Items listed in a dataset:
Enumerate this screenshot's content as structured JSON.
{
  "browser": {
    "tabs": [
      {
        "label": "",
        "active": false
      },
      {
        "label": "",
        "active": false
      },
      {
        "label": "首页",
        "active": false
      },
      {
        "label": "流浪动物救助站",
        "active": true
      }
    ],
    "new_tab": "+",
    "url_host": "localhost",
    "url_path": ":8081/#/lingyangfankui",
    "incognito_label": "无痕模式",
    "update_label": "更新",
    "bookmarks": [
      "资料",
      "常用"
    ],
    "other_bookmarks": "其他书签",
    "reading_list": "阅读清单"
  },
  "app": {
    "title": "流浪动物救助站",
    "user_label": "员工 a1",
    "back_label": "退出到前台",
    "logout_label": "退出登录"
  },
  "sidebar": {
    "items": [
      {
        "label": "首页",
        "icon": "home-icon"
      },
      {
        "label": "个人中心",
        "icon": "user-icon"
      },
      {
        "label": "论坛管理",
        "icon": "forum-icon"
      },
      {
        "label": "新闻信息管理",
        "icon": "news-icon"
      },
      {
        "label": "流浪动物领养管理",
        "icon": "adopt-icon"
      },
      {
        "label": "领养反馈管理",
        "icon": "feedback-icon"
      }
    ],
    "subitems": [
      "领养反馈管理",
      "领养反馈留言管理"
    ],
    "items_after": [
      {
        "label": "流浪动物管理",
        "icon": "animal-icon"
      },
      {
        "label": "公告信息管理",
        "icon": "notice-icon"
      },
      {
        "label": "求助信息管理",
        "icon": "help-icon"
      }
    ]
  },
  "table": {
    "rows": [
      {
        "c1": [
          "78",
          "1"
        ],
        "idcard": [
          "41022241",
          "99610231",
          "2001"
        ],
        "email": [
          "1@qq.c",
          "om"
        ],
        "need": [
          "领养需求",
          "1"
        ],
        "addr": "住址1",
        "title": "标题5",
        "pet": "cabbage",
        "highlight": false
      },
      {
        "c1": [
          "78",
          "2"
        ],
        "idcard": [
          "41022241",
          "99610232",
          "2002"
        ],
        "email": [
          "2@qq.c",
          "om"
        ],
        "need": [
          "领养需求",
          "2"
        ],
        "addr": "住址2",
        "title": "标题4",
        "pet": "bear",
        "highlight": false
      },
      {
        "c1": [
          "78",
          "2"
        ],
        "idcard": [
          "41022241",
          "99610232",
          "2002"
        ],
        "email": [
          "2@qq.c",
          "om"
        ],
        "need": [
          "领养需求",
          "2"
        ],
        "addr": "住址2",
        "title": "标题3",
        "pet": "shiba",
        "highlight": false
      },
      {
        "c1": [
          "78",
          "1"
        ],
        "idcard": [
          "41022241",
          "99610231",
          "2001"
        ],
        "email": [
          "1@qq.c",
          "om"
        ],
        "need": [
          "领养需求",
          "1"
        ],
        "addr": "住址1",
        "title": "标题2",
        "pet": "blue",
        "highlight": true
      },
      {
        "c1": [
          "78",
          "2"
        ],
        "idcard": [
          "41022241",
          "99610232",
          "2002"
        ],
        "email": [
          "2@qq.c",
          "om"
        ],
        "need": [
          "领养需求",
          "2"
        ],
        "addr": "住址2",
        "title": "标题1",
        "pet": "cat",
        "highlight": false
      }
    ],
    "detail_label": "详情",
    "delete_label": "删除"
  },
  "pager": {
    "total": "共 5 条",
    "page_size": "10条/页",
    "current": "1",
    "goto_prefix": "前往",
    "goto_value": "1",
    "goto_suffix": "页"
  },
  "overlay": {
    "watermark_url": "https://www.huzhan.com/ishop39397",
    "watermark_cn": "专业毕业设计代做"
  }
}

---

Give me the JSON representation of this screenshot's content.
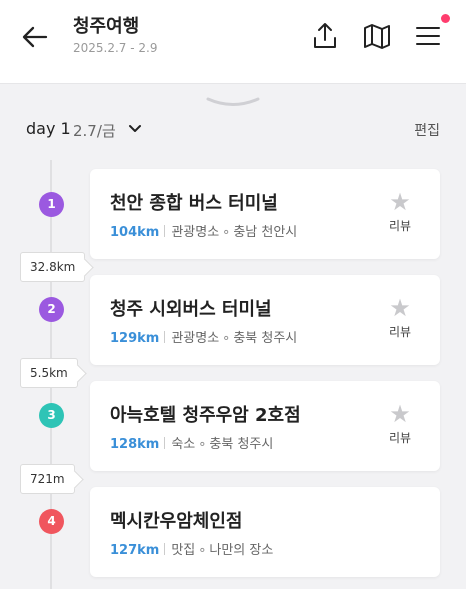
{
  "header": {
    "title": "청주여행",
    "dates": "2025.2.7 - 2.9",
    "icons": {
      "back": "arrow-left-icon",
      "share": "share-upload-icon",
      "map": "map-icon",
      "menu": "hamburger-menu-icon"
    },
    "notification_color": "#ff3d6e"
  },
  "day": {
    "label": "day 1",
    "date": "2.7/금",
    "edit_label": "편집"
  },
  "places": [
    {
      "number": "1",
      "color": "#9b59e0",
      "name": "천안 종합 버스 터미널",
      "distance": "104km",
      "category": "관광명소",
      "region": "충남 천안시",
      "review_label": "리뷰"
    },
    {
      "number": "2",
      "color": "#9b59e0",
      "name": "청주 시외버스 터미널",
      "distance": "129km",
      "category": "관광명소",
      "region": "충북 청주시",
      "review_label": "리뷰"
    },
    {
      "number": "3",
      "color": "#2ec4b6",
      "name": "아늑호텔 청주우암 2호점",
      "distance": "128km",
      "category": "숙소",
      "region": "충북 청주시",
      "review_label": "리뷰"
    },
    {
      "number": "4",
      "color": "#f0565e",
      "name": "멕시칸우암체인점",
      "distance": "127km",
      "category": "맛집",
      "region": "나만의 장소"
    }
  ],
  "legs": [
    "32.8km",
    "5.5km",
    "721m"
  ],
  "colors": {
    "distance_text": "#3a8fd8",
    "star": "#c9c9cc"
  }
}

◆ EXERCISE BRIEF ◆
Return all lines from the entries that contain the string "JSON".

◆ WRITTEN SOLUTION ◆
Enumerate this screenshot's content as structured JSON.
Give me the JSON representation of this screenshot's content.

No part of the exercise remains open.